- **WHAT IS REQUIRED**
Each of the records must appear again, exactly as it was written.

** Opening MATERIAL PROVIDED block **

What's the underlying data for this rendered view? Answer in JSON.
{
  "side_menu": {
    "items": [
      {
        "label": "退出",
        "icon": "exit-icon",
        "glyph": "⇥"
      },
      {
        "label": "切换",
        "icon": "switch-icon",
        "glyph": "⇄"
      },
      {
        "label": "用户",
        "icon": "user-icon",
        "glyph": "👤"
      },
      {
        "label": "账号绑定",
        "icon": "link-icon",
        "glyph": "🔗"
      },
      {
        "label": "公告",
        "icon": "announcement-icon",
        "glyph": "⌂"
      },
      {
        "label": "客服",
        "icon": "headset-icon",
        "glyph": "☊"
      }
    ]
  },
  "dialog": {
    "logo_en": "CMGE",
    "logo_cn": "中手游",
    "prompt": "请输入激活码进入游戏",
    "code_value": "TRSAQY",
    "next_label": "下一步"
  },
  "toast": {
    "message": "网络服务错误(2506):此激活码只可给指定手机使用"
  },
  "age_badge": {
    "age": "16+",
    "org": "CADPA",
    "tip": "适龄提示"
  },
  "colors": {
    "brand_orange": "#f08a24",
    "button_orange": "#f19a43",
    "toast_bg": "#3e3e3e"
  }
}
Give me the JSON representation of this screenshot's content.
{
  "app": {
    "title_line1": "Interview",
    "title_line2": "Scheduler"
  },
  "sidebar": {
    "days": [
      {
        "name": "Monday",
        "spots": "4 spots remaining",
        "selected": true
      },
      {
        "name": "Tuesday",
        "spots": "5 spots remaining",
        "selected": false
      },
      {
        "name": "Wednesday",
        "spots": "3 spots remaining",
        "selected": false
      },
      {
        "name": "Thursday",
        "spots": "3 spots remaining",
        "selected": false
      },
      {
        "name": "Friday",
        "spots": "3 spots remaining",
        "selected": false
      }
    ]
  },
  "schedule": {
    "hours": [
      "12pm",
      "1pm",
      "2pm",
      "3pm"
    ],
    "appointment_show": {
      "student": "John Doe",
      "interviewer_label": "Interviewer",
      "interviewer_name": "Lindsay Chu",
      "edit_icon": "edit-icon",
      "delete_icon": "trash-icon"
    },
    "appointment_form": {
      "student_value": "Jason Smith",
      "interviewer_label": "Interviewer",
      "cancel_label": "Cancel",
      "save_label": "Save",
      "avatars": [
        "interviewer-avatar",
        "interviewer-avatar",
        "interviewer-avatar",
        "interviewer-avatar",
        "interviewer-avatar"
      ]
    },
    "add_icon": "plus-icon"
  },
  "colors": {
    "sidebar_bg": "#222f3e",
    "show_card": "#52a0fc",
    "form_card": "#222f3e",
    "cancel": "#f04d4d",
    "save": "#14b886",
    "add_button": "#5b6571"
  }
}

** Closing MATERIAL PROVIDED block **

- **ANSWER TO THE EXERCISE**
What's the underlying data for this rendered view? Answer in JSON.
{
  "side_menu": {
    "items": [
      {
        "label": "退出",
        "icon": "exit-icon",
        "glyph": "⇥"
      },
      {
        "label": "切换",
        "icon": "switch-icon",
        "glyph": "⇄"
      },
      {
        "label": "用户",
        "icon": "user-icon",
        "glyph": "👤"
      },
      {
        "label": "账号绑定",
        "icon": "link-icon",
        "glyph": "🔗"
      },
      {
        "label": "公告",
        "icon": "announcement-icon",
        "glyph": "⌂"
      },
      {
        "label": "客服",
        "icon": "headset-icon",
        "glyph": "☊"
      }
    ]
  },
  "dialog": {
    "logo_en": "CMGE",
    "logo_cn": "中手游",
    "prompt": "请输入激活码进入游戏",
    "code_value": "TRSAQY",
    "next_label": "下一步"
  },
  "toast": {
    "message": "网络服务错误(2506):此激活码只可给指定手机使用"
  },
  "age_badge": {
    "age": "16+",
    "org": "CADPA",
    "tip": "适龄提示"
  },
  "colors": {
    "brand_orange": "#f08a24",
    "button_orange": "#f19a43",
    "toast_bg": "#3e3e3e"
  }
}
Give me the JSON representation of this screenshot's content.
{
  "app": {
    "title_line1": "Interview",
    "title_line2": "Scheduler"
  },
  "sidebar": {
    "days": [
      {
        "name": "Monday",
        "spots": "4 spots remaining",
        "selected": true
      },
      {
        "name": "Tuesday",
        "spots": "5 spots remaining",
        "selected": false
      },
      {
        "name": "Wednesday",
        "spots": "3 spots remaining",
        "selected": false
      },
      {
        "name": "Thursday",
        "spots": "3 spots remaining",
        "selected": false
      },
      {
        "name": "Friday",
        "spots": "3 spots remaining",
        "selected": false
      }
    ]
  },
  "schedule": {
    "hours": [
      "12pm",
      "1pm",
      "2pm",
      "3pm"
    ],
    "appointment_show": {
      "student": "John Doe",
      "interviewer_label": "Interviewer",
      "interviewer_name": "Lindsay Chu",
      "edit_icon": "edit-icon",
      "delete_icon": "trash-icon"
    },
    "appointment_form": {
      "student_value": "Jason Smith",
      "interviewer_label": "Interviewer",
      "cancel_label": "Cancel",
      "save_label": "Save",
      "avatars": [
        "interviewer-avatar",
        "interviewer-avatar",
        "interviewer-avatar",
        "interviewer-avatar",
        "interviewer-avatar"
      ]
    },
    "add_icon": "plus-icon"
  },
  "colors": {
    "sidebar_bg": "#222f3e",
    "show_card": "#52a0fc",
    "form_card": "#222f3e",
    "cancel": "#f04d4d",
    "save": "#14b886",
    "add_button": "#5b6571"
  }
}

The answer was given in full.